Political Week on Twitter: April 7th – 13th

Ken's crying and the coalition's snooping take on a Labour election row and the charities row in this week's overview of the twitterati.

Compiled by Alex Stevenson


We begin with the coalition's proposals to extend the surveillance of internet communications – email, social media and the like – to bolster its anti-terror capabilities. Not a popular idea, that's for sure, as the twitterati made clear this week.

This week Nick Clegg tried to take the credit for the government's retreat on the issue – the coalition is now only going to propose draft legislation to this end. But David Cameron wasn't having any of it, pointing out Clegg had approved the plans at a meeting of the national security council.

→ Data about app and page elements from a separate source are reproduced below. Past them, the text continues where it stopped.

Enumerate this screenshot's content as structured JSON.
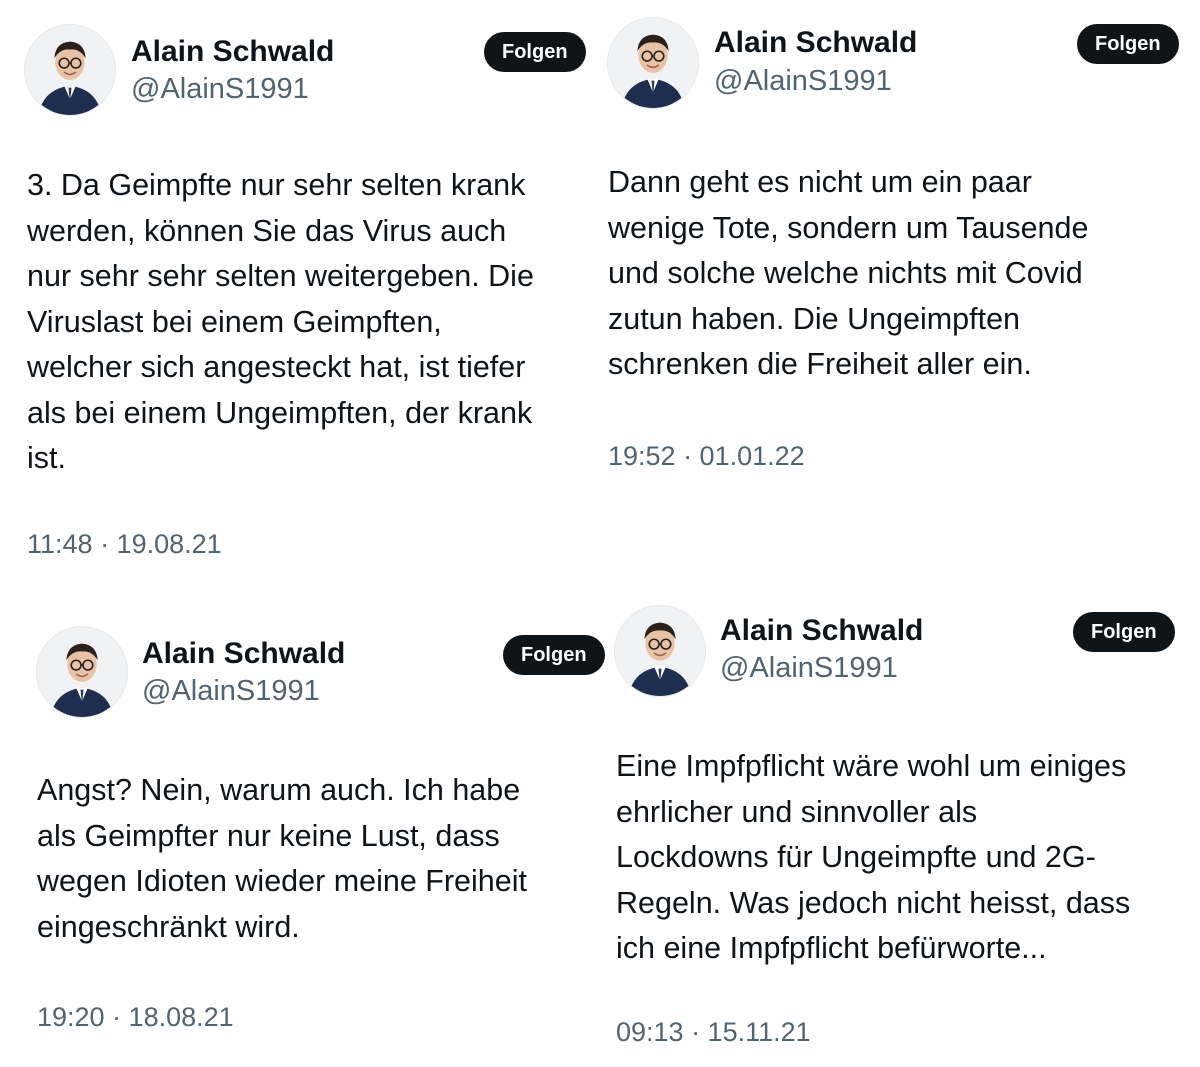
{
  "colors": {
    "text": "#0f1419",
    "secondary": "#536471",
    "button_bg": "#0f1419",
    "button_text": "#ffffff"
  },
  "tweets": [
    {
      "author": {
        "name": "Alain Schwald",
        "handle": "@AlainS1991",
        "avatar_icon": "profile-photo"
      },
      "follow_label": "Folgen",
      "lines": [
        "3. Da Geimpfte nur sehr selten krank",
        "werden, können Sie das Virus auch",
        "nur sehr sehr selten weitergeben. Die",
        "Viruslast bei einem Geimpften,",
        "welcher sich angesteckt hat, ist tiefer",
        "als bei einem Ungeimpften, der krank",
        "ist."
      ],
      "timestamp": "11:48 · 19.08.21"
    },
    {
      "author": {
        "name": "Alain Schwald",
        "handle": "@AlainS1991",
        "avatar_icon": "profile-photo"
      },
      "follow_label": "Folgen",
      "lines": [
        "Dann geht es nicht um ein paar",
        "wenige Tote, sondern um Tausende",
        "und solche welche nichts mit Covid",
        "zutun haben. Die Ungeimpften",
        "schrenken die Freiheit aller ein."
      ],
      "timestamp": "19:52 · 01.01.22"
    },
    {
      "author": {
        "name": "Alain Schwald",
        "handle": "@AlainS1991",
        "avatar_icon": "profile-photo"
      },
      "follow_label": "Folgen",
      "lines": [
        "Angst? Nein, warum auch. Ich habe",
        "als Geimpfter nur keine Lust, dass",
        "wegen Idioten wieder meine Freiheit",
        "eingeschränkt wird."
      ],
      "timestamp": "19:20 · 18.08.21"
    },
    {
      "author": {
        "name": "Alain Schwald",
        "handle": "@AlainS1991",
        "avatar_icon": "profile-photo"
      },
      "follow_label": "Folgen",
      "lines": [
        "Eine Impfpflicht wäre wohl um einiges",
        "ehrlicher und sinnvoller als",
        "Lockdowns für Ungeimpfte und 2G-",
        "Regeln. Was jedoch nicht heisst, dass",
        "ich eine Impfpflicht befürworte..."
      ],
      "timestamp": "09:13 · 15.11.21"
    }
  ]
}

Budget 2012 continued to unravel this week. First the grannies, then pasties, and now charity donations were facing a torrent of criticism. George Osborne wants to impose a cap on tax relief for individuals' donations of £25,000 or 25% of their income. The opposition had a field day.

The Treasury's bigger concern was the opposition of many Tory and Liberal Democrat MPs, however, as debate over Osborne's approach raged.


Labour's by-election problem (it can't afford any) got more acute this week, as it emerged it was having to consider barring sitting MPs from standing for the mayoral or police commissioner elections coming up later this year. In Birmingham, where MPs Liam Byrne and Gisela Stuart want to challenge Sion Simon (who stood down in 2010 for the purpose) tensions were steadily increasing.


One mayoral clash in its more advanced stages this week was, of course, the London rematch between Boris Johnson and Ken Livingstone.

Despite Labour continuing their risky offensive over Boris' tax arrangements, the incumbent appeared to be leading the race in the polls.

After last week's swearathon from Boris, this week it was Ken's turn to let his emotions get the better of him. In a very different way though – he was overcame while watching his election broadcast at his manifesto launch.


The end of the week saw a major controversy develop out of the London campaign, when anti-gay adverts were blocked by Boris from appearing on buses in the capital. On Twitter, feelings were running high.